In the news…Parkinson’s gene of large effect found in Jews and North African Arabs and group differences in lung cancer rates controlling for variables (or are they?). I am more intrigued by the Parkinson’s result because my understanding is that North African “Arabs” are Arabicized Berbers by and large. There is some implication that the […]

Harvard vs. MIT

I was in Cambridge for a weekend, and I made up this saying (after consultation with friends who are grad students at Harvard and MIT): Harvard students know how to seem smartMIT students know how to be smart And while I’m at it, I just thought of this: Know the name of your enemyBut nothing […]

10 questions for Judith Rich Harris

Judith Rich Harris is author of The Nurture Assumption and the forthcoming No Two Alike: Human Nature and Human Individuality. My questions are in bold. 1) One criticism some of my readers made about ‘The Nurture Assumption’ is that it did not take evolution into account enough, will we see more evolutionary-historical considerations at play […]

Nick Wade

Nicholas Wade did an interview with PLOS Genetics a few months ago. You might be interested, as he has a new book coming out, Before the Dawn: Recovering the Lost History of our Ancestors. I am doing a review for a magazine so I have a copy, and the galley has a lot more in […]

Beyond SNPs – Structural variation in the human genome

Nature Reviews Genetics has a review of the emerging evidence for massive amounts of structural variation in the human genome. Abstract: The first wave of information from the analysis of the human genome revealed SNPs to be the main source of genetic and phenotypic human variation. However, the advent of genome-scanning technologies has now uncovered […]

Uncertain scales

There has been talk about cannibalism on this weblog before. A school of anthropologists have been trying to argue for a few decades that legends of cannibalism are simply myths that are used to dehumanize the “Other.” Some scholars, like Jared Diamond, disagree with this assessment very strongly and assert that the analysis is not […]
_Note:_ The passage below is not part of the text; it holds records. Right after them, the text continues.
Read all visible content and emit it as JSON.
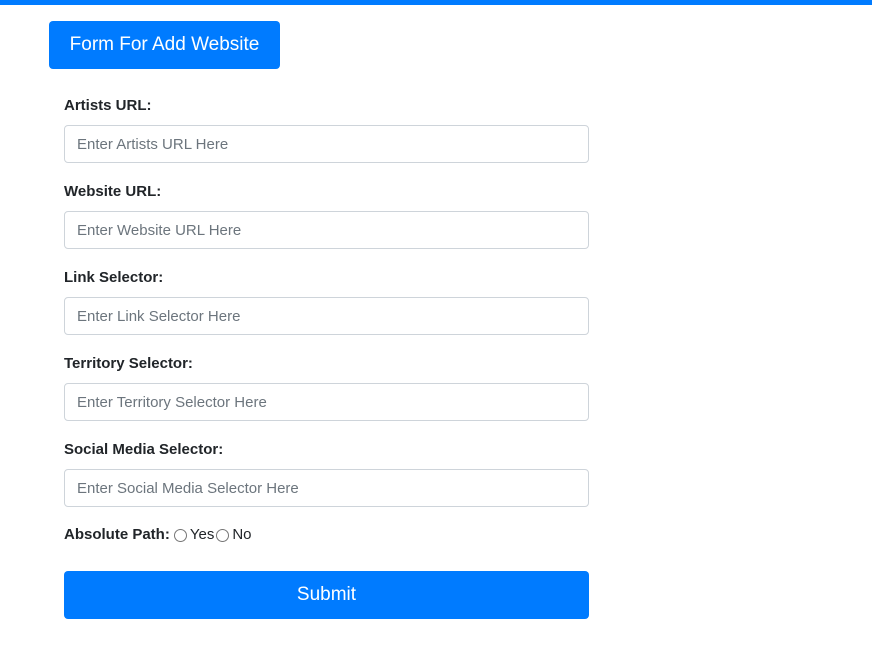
{
  "header": {
    "title_button_label": "Form For Add Website"
  },
  "form": {
    "fields": [
      {
        "label": "Artists URL:",
        "placeholder": "Enter Artists URL Here",
        "value": ""
      },
      {
        "label": "Website URL:",
        "placeholder": "Enter Website URL Here",
        "value": ""
      },
      {
        "label": "Link Selector:",
        "placeholder": "Enter Link Selector Here",
        "value": ""
      },
      {
        "label": "Territory Selector:",
        "placeholder": "Enter Territory Selector Here",
        "value": ""
      },
      {
        "label": "Social Media Selector:",
        "placeholder": "Enter Social Media Selector Here",
        "value": ""
      }
    ],
    "absolute_path": {
      "label": "Absolute Path:",
      "options": [
        "Yes",
        "No"
      ],
      "selected": null
    },
    "submit_label": "Submit"
  },
  "colors": {
    "primary": "#007bff",
    "input_border": "#ced4da",
    "text": "#212529",
    "placeholder": "#6c757d"
  }
}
A note on “Science Blogs”

Some of you have probably read the recent article about “Science Blogs” in The New York Times. I announced that I was starting a sister blog to this weblog about a week ago. A few points of note: 1) There will be many posts that you can find there that you won’t find here. Though […]

Evolution, religion and psychology
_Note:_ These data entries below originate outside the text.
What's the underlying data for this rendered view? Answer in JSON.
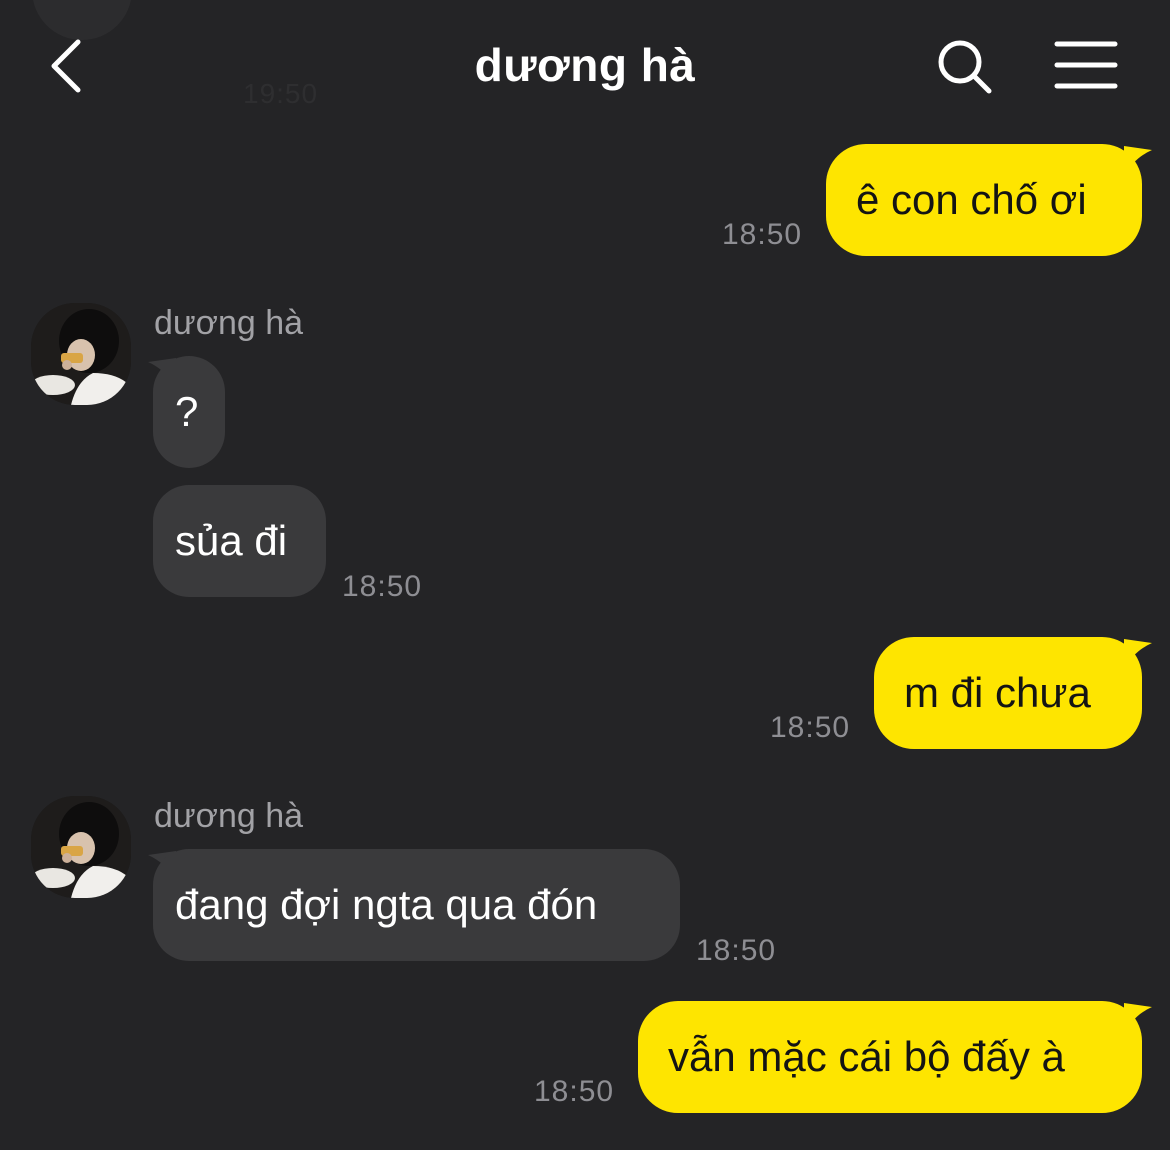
{
  "header": {
    "title": "dương hà",
    "back_icon": "chevron-left-icon",
    "search_icon": "search-icon",
    "menu_icon": "hamburger-menu-icon"
  },
  "ghost": {
    "time": "19:50"
  },
  "colors": {
    "background": "#242426",
    "outgoing_bubble": "#fee500",
    "incoming_bubble": "#3a3a3c",
    "timestamp": "#8e8e93"
  },
  "messages": [
    {
      "side": "out",
      "text": "ê con chố ơi",
      "time": "18:50"
    },
    {
      "side": "in",
      "sender": "dương hà",
      "text": "?"
    },
    {
      "side": "in",
      "text": "sủa đi",
      "time": "18:50"
    },
    {
      "side": "out",
      "text": "m đi chưa",
      "time": "18:50"
    },
    {
      "side": "in",
      "sender": "dương hà",
      "text": "đang đợi ngta qua đón",
      "time": "18:50"
    },
    {
      "side": "out",
      "text": "vẫn mặc cái bộ đấy à",
      "time": "18:50"
    }
  ]
}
As some of you might know, Intelligent Design and evolution are becoming issues in Utah. Before we move on, this from Ron Numbers The Creationists might be instructive: …in 1935 only 36 percent of the students at the Mormons’ Brigham Young University denied that human beings have been “created in a process of evolution from […]

Cheap genome, part II
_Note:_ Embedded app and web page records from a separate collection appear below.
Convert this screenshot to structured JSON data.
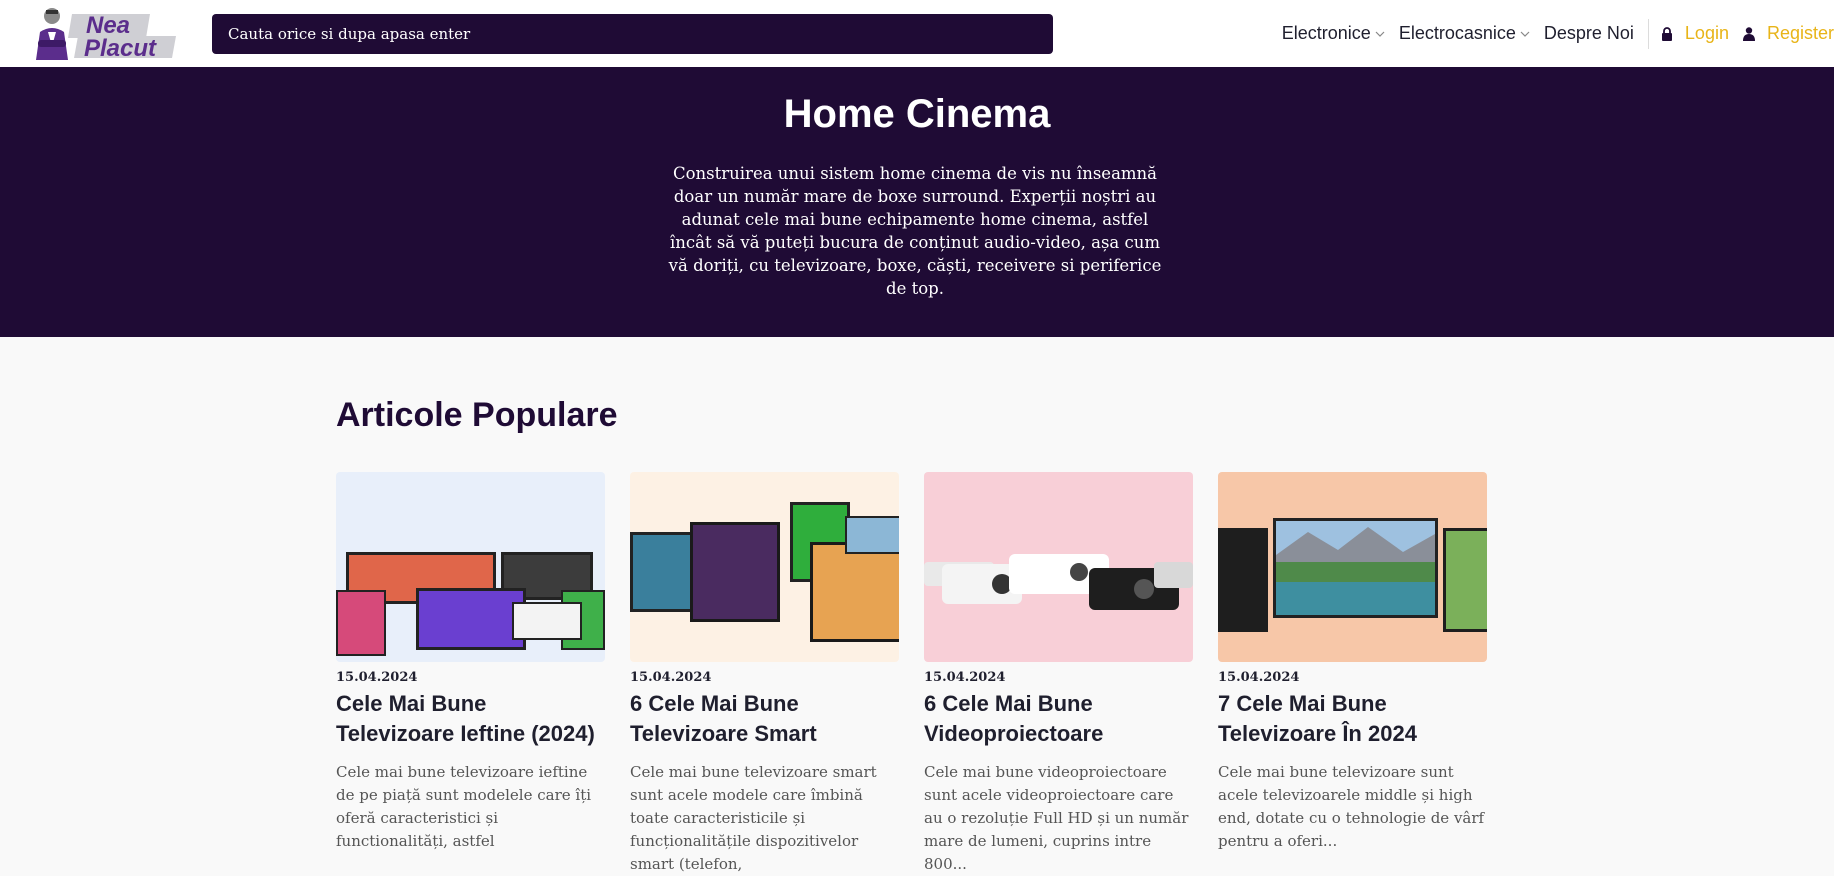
{
  "header": {
    "logo_text_line1": "Nea",
    "logo_text_line2": "Placut",
    "search": {
      "placeholder": "Cauta orice si dupa apasa enter"
    },
    "nav": [
      {
        "label": "Electronice",
        "has_dropdown": true
      },
      {
        "label": "Electrocasnice",
        "has_dropdown": true
      },
      {
        "label": "Despre Noi",
        "has_dropdown": false
      }
    ],
    "auth": {
      "login_label": "Login",
      "register_label": "Register"
    }
  },
  "hero": {
    "title": "Home Cinema",
    "description": "Construirea unui sistem home cinema de vis nu înseamnă doar un număr mare de boxe surround. Experții noștri au adunat cele mai bune echipamente home cinema, astfel încât să vă puteți bucura de conținut audio-video, așa cum vă doriți, cu televizoare, boxe, căști, receivere si periferice de top."
  },
  "articles": {
    "section_title": "Articole Populare",
    "items": [
      {
        "date": "15.04.2024",
        "title": "Cele Mai Bune Televizoare Ieftine (2024)",
        "excerpt": "Cele mai bune televizoare ieftine de pe piață sunt modelele care îți oferă caracteristici și functionalități, astfel",
        "image": "tv-collage-light-blue"
      },
      {
        "date": "15.04.2024",
        "title": "6 Cele Mai Bune Televizoare Smart",
        "excerpt": "Cele mai bune televizoare smart sunt acele modele care îmbină toate caracteristicile și funcționalitățile dispozitivelor smart (telefon,",
        "image": "tv-collage-cream"
      },
      {
        "date": "15.04.2024",
        "title": "6 Cele Mai Bune Videoproiectoare",
        "excerpt": "Cele mai bune videoproiectoare sunt acele videoproiectoare care au o rezoluție Full HD și un număr mare de lumeni, cuprins intre 800...",
        "image": "projectors-pink"
      },
      {
        "date": "15.04.2024",
        "title": "7 Cele Mai Bune Televizoare În 2024",
        "excerpt": "Cele mai bune televizoare sunt acele televizoarele middle și high end, dotate cu o tehnologie de vârf pentru a oferi...",
        "image": "tv-collage-peach"
      }
    ]
  },
  "colors": {
    "brand_dark": "#1f0b35",
    "accent_yellow": "#e8b418",
    "page_background": "#f9f9f9"
  }
}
The Harvard Crimson reports on George Church’s attempt to develop super-cheap genomic sequencing, though this time he’s giving a $10-20,000 price point quote instead of $1,000. Scientific American has a subscription only piece.

Omega-3 affects IQ and behavior

Another research group is reporting a correlation between consumption of omega-3 PUFAs during pregnancy and the IQ of children. Looking at the effects of omega-3 intake on 9,000 mothers and their children, the team found mothers with the lowest intake of the essential fatty acid had children with a verbal IQ six points lower than […]